Artists from various fields choose questions to answer from a list of 50.
QUESTIONS | ANSWERS
1. What event or factor in your life has been the most pivotal in your decision to become an artist?
My earliest memories, solidified by coming of age in the era of busing in Oakland and Berkeley, had to do with a sense of not belonging: my family had for millennia been chased out of every place it had lived, my father’s aunts and cousins killed in his very birthplace. As the third and quiet child in a vocal family, I found music, drawing, and dance to be the first, best ways to reach out and touch the world, expressing the sense of not belonging I had in almost every milieu. All along I read and wrote, but had the wrong sense that what came most easily to oneself was not exactly what one was supposed to do as a profession and so thought, coming from a family of scientists, that I should similarly go into science: my first year in college, a biology major, I took an astounding, mind-opening course in neuroethology, looking at motivation on the level of the cell, but failed to recognize members of my wolf pack in my classmates.
August Wilson has a line that says something like a man must rise every day and find the face of his god in the mirror, and so it is, I think, with finding one’s world and peers; I do think art is created in artistic cluster, and in science, I failed to find my cluster.
Not much later, I came to understand that so much of creativity rests on the principle of least resistance: think of water running downstream. I’ve come to think our job as artists is to have our egos get out of the way and let stories come through, and with this egolessness we stitch together community all the better.

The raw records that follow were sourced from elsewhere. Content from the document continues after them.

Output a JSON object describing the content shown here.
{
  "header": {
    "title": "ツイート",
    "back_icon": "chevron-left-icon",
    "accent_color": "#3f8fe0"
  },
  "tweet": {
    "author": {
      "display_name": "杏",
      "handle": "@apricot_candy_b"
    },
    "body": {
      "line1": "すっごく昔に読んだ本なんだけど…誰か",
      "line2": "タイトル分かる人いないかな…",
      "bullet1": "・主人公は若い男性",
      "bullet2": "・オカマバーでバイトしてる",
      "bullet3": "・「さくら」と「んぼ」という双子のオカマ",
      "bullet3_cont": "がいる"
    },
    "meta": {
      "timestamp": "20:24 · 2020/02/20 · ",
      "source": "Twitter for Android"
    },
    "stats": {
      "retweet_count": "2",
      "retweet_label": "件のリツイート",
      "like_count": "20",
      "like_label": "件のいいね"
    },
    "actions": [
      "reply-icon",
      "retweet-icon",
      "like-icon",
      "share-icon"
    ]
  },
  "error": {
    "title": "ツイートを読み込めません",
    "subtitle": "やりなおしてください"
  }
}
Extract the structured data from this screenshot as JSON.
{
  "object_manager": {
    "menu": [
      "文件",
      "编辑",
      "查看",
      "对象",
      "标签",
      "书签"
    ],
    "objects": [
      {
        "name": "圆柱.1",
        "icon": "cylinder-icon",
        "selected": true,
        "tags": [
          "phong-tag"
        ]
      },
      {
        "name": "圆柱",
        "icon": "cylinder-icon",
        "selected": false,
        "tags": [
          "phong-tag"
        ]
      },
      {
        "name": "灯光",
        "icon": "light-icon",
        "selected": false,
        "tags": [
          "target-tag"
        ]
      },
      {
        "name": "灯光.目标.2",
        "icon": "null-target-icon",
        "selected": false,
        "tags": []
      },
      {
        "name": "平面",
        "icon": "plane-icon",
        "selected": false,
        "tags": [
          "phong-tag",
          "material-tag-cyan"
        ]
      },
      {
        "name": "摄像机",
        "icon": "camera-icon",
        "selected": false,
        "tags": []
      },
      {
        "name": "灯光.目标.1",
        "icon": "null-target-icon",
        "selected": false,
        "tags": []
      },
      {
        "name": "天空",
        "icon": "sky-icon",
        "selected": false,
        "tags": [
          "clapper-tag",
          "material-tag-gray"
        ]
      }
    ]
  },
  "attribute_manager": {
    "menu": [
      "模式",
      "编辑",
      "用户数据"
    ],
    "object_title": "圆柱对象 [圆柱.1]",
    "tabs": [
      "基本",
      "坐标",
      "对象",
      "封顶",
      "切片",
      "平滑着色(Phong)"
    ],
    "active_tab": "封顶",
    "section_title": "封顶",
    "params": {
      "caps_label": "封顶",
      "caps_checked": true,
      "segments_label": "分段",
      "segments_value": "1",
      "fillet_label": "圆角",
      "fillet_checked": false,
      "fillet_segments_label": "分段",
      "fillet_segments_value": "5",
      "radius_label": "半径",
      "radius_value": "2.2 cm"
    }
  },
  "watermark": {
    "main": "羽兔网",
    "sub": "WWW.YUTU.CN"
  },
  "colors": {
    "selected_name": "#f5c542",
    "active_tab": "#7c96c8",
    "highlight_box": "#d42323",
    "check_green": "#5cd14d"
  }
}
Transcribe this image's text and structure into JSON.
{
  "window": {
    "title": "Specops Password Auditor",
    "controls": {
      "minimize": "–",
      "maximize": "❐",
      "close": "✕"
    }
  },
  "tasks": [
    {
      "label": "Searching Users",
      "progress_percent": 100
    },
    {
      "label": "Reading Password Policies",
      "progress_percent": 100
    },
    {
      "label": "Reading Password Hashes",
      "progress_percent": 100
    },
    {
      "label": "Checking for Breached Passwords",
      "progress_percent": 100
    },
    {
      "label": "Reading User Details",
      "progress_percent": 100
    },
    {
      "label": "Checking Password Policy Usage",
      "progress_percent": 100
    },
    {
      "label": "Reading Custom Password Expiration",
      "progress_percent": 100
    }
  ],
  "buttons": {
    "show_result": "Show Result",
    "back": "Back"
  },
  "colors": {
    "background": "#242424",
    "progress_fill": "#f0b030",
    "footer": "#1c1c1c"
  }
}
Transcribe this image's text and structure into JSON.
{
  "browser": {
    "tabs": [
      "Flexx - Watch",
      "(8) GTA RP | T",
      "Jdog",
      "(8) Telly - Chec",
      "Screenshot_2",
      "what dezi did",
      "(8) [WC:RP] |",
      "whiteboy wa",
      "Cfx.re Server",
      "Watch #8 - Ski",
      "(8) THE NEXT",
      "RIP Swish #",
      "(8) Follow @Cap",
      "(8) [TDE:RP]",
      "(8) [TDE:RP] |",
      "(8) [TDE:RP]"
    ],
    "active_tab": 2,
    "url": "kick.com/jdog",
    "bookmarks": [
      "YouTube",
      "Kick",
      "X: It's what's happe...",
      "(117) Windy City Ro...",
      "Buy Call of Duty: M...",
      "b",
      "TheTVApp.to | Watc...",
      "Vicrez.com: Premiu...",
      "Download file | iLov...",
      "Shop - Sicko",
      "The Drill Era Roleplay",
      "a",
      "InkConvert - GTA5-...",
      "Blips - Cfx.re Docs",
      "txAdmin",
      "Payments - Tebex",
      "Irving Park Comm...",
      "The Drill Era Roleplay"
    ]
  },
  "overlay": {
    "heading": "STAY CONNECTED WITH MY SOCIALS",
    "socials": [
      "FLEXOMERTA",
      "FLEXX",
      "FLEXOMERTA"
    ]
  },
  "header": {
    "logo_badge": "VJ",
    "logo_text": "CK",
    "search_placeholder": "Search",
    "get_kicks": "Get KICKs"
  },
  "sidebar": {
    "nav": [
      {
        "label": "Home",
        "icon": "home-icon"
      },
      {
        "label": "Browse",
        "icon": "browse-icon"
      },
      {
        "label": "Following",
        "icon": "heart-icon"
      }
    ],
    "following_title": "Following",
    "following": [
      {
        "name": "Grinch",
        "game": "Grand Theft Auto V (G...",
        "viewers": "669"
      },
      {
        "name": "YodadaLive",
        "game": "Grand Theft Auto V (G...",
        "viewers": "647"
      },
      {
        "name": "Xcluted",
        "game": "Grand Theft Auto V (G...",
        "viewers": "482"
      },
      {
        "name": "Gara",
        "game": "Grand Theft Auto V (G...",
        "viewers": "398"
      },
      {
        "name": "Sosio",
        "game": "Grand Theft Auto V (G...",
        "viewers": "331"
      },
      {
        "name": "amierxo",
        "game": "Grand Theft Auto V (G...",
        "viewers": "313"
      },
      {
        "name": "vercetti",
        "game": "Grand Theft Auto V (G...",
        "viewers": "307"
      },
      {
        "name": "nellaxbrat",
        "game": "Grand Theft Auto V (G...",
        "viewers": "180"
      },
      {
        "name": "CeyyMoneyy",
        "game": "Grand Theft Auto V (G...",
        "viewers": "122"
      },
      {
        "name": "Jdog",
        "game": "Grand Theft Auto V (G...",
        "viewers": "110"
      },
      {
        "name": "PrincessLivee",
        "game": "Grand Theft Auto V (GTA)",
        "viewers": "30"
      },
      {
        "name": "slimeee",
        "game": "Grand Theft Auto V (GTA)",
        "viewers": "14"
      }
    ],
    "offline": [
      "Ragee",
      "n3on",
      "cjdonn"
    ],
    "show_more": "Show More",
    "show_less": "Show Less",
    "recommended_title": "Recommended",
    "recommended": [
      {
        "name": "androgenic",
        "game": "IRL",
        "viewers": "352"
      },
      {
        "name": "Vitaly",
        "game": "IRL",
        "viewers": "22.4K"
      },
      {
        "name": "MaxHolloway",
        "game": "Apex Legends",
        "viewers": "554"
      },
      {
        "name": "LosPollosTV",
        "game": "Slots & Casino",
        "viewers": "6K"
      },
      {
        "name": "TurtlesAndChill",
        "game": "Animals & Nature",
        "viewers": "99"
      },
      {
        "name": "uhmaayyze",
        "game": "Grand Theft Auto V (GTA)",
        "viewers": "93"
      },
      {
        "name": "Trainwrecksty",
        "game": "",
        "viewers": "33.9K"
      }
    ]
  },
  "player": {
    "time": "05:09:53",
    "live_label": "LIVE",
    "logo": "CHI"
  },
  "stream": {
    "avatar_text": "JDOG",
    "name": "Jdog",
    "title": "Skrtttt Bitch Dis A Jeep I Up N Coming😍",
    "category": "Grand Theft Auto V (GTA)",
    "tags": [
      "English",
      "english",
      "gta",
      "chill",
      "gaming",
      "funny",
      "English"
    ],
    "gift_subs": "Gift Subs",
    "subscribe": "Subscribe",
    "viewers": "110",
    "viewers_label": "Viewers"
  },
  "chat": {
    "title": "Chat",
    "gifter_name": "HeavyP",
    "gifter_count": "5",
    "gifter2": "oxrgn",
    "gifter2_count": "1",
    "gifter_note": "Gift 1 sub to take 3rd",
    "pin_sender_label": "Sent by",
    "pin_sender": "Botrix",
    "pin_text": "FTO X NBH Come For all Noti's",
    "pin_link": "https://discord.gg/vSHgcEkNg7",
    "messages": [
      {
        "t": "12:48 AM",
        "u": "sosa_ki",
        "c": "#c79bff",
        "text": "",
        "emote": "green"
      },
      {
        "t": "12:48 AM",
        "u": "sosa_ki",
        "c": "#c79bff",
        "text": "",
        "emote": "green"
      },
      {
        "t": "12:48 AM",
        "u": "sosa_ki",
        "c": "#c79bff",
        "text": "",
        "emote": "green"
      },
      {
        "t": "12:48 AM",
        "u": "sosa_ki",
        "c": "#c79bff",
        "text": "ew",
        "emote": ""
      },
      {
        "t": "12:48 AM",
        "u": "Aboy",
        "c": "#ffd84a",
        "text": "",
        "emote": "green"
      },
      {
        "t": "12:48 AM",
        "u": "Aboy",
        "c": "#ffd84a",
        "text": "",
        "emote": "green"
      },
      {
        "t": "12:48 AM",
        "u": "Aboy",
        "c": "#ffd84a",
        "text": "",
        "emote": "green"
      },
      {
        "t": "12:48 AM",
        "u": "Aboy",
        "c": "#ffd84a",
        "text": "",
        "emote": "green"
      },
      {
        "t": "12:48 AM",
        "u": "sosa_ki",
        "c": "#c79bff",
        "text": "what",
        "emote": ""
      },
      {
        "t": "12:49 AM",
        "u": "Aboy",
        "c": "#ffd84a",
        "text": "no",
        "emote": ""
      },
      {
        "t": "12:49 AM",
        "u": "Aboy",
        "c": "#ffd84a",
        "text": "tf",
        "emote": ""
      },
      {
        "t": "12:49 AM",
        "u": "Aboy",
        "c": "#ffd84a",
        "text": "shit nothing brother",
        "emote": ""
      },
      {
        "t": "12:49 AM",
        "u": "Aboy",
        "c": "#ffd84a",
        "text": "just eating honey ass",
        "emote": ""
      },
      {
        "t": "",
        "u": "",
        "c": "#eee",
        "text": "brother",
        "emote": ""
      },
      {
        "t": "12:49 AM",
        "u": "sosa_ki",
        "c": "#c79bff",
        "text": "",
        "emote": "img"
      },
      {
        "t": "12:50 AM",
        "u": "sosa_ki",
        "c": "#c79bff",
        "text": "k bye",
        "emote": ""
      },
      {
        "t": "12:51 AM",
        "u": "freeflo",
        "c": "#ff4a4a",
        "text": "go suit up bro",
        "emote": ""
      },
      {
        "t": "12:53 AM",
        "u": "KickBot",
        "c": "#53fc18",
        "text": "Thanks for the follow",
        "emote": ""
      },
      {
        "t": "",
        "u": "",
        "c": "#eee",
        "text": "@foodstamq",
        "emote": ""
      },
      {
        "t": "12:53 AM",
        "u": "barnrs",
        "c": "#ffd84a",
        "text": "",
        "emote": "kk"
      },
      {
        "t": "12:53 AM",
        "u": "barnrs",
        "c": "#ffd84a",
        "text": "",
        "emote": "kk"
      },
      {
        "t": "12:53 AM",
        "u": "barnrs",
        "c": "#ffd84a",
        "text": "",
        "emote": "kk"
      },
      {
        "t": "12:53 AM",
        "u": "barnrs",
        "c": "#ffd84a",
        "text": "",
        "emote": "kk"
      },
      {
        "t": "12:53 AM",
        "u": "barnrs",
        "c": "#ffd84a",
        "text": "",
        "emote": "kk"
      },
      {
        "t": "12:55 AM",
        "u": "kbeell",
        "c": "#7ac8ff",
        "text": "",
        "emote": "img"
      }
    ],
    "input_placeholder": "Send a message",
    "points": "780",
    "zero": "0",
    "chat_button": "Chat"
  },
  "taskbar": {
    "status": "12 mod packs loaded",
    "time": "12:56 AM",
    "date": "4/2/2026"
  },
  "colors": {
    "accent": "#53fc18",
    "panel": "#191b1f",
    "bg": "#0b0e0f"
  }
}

This latest book probably stands as a document of not belonging: to the age one finds oneself, to the world. Each of the stories represents an attempt to answer the ruptures we know through merely growing older, or traveling different terrain, or moving within many circles. As a kid and beyond, I found solace in improvising for hours on the piano, later in dance and painting, and still believe that language aspires to the condition of music, as well as to the pleasures of the kinesthetic and visual. For this reason, many of the stories in this collection bear on them the imprint of improvisation, collaboration, and music. Not incidentally, an incredible collaborator, Kevin Salem, will soon have up a ‘score’ to the book, an album to be also called KINGDOM OF The YOUNG: www.kevinsalem.com
3. What has been the most significant challenge you’ve faced that you overcame to continue your art practice?
My daughter recently asked me: why are you so motivated to get me anything from anywhere in the house but you always like to borrow my napkin, and in her question I recalled how some of us are blessed or cursed with finding it easier to find motivation from the idea of doing things for others. So the question of making time away from life for my art, away from the urgencies of the world, still lingers for me. I am returning to a practice soon of turning off the Internet, that seductive sly fairy-ghost that lures us with its silver promise, until 1 pm each day. So often I begin the day feeling like a fireman: I have to go help them! When really, as my late father said to me often: ‘the graves are filled with indispensable men.” My dream life has a recurrent theme: people in trouble and I can save them if I only put out my hand, have others hold hands, and we are able to fly above whole populations.I must allay this feeling and then find in myself the child play of writing each day: this remains my challenge.
4. Describe your ideal workspace
Not dissimilar to a beautiful studio a friend loaned me in upstate New York when I was in final edits on Lola,California, the ideal space would have a large desk in a bare room, the ability to stand or dance around, with a cabinet of curiosities in the next room to spark ideas and a loft space for quiet thinking away from it all. In the final room would be a beautiful book-lined library in which one could read, dream, nap.
I did find a studio at Macdowell Colony (New Jersey) also an ideal space: a large window looking out at trees, a bareness, the idea of retreating from the world and yet connected to the wonder in nature.
5. What one sentence do you hope describes how your art practice will be recorded in history, and why?
Perhaps that I worked to explode the form and that my stories helped energize those of others. My hope is to engage with timeless issues through the particular prism of a given historical milieu.
6. In thinking of the lulls and gaps or lost places in your practice over the years, who or what has re-energized you?
My friend, a poet, reminds me of the importance of feeding the underground tributaries of one’s art: the playfulness, the richness of the life surrounding the art. Another friend has been for years an ideal reader, an imagined reader. Having children may have also helped anchor some of the existential dread I had so that art could have its own gravitational course.
7. What project of yours do you personally consider your most satisfying, and why – regardless of external support or accolades?
Crawl Space, since I began it to try to speak of my sense of evil and guilt and also found a way to have readers question their own moral sympathies and complicity while reading. Lola, California, too, since, while it is not autobiographical, speaks to the changing mores of the West Coast I know well, and I found it cathartic to write.
ABOUT EDIE MEIDAV